Is it much better? Of course! Bootup doesn't seem much different, but navigating is much snappier. Music files switch tracks much quicker. I let it play music all day with the screen saver at 10 seconds, just checking the display for battery power occasionally, and after 12 hours it still hadn't reached red before I got tired of it and turned it off. This is the original battery, mind you. Video played about 6 hours before it died.
I also had an AV420 that I gave to my wife when I got this one, so I went ahead and got a 128Gb SSD 1.8" with 40pin IDE and upgraded it as well. Now that one was a drop in replacement! No mods required and the unit formatted it itself. So now we go on trips with 256 gigs ready to play. Plus you can add another CF card in the slot on the AV420 or whatever to the USB on either.
I'm stoked with a hack well done. I always loved the look and feel of the AV500. I never upgraded to the newer units for that and several other reasons. Everything after it seemed plasticky and cheap. And all the inputs and outputs became proprietary and not included in the package. It was a well focused device. It didn't try to be a web surfer or GPS and I didn't want it to be. I have other things for that, and they too, are focused and do there jobs well. I surf the web on my Iphone only as a last resort. It's too small a screen and I find the touch interface annoying and finicky. Tactile buttons are best on something this size. And visually, it has the best metal to screen ratio that I like. Substance.

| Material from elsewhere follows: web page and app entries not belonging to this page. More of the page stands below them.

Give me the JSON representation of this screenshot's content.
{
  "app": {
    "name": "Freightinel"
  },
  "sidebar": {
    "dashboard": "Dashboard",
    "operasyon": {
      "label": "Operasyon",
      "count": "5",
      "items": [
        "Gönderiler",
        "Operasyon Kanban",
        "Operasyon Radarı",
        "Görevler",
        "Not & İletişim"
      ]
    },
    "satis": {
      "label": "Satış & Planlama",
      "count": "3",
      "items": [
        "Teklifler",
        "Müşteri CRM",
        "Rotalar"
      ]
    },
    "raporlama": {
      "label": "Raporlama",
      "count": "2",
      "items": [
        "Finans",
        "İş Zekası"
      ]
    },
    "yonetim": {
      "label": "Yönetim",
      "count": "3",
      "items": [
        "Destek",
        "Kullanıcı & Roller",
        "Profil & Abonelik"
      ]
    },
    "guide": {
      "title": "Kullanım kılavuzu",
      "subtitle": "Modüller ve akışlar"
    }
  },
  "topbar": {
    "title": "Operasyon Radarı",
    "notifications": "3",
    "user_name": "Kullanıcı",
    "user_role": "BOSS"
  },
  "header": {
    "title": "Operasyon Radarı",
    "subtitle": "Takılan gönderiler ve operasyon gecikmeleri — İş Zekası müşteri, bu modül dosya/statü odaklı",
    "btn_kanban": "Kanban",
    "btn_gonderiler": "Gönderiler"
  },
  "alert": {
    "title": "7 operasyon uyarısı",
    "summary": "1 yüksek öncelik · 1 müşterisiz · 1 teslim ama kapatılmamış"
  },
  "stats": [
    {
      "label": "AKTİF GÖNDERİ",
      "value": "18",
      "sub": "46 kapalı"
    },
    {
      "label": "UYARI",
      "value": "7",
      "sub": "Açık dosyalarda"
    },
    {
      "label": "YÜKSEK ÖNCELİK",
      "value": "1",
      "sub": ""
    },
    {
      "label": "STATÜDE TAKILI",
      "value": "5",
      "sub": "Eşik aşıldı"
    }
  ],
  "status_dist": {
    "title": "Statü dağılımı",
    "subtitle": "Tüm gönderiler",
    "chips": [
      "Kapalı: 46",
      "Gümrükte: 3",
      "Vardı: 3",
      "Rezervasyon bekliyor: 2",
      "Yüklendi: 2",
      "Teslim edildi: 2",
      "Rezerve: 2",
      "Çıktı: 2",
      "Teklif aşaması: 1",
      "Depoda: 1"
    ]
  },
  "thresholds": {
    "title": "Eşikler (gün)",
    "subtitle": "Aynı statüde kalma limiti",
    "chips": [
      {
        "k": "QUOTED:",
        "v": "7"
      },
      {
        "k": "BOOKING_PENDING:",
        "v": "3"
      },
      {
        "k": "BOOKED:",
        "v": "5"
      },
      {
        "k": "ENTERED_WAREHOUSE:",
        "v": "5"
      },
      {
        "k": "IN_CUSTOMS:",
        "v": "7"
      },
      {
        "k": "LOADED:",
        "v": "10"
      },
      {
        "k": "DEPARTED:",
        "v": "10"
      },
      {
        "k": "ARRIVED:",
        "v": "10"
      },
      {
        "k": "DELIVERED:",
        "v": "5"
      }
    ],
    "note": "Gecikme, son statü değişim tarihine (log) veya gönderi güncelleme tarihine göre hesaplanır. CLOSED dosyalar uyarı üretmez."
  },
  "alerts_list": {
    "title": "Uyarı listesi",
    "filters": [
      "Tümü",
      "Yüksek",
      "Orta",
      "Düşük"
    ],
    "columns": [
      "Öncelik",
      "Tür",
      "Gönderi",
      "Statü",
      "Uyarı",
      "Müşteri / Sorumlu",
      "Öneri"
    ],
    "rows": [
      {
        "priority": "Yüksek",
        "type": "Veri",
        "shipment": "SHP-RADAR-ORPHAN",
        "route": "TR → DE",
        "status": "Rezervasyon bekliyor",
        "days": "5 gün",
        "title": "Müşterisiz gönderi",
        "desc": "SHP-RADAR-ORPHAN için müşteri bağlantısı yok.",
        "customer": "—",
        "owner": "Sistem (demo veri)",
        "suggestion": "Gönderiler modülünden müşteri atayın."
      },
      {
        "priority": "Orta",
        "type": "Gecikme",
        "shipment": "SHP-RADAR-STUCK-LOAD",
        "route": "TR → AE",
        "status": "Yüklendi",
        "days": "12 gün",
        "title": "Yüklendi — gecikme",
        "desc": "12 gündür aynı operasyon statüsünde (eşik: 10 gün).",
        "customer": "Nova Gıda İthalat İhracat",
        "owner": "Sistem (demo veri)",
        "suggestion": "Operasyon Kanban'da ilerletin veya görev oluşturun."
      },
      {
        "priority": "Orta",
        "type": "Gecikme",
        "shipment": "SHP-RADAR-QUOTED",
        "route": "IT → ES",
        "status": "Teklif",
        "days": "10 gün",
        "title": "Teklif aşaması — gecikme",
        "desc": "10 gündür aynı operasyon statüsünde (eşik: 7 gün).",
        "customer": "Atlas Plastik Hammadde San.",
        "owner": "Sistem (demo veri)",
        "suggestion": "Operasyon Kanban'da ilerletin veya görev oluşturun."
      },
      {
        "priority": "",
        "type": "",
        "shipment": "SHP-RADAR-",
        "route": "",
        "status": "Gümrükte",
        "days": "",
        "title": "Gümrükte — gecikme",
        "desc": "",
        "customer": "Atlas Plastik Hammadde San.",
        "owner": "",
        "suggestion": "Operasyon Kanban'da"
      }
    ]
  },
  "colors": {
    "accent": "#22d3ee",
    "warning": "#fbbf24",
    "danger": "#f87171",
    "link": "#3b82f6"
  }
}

Wonder if I can get another 8 years out of it? Hell, I've still got a Walkman WM-10, so why not?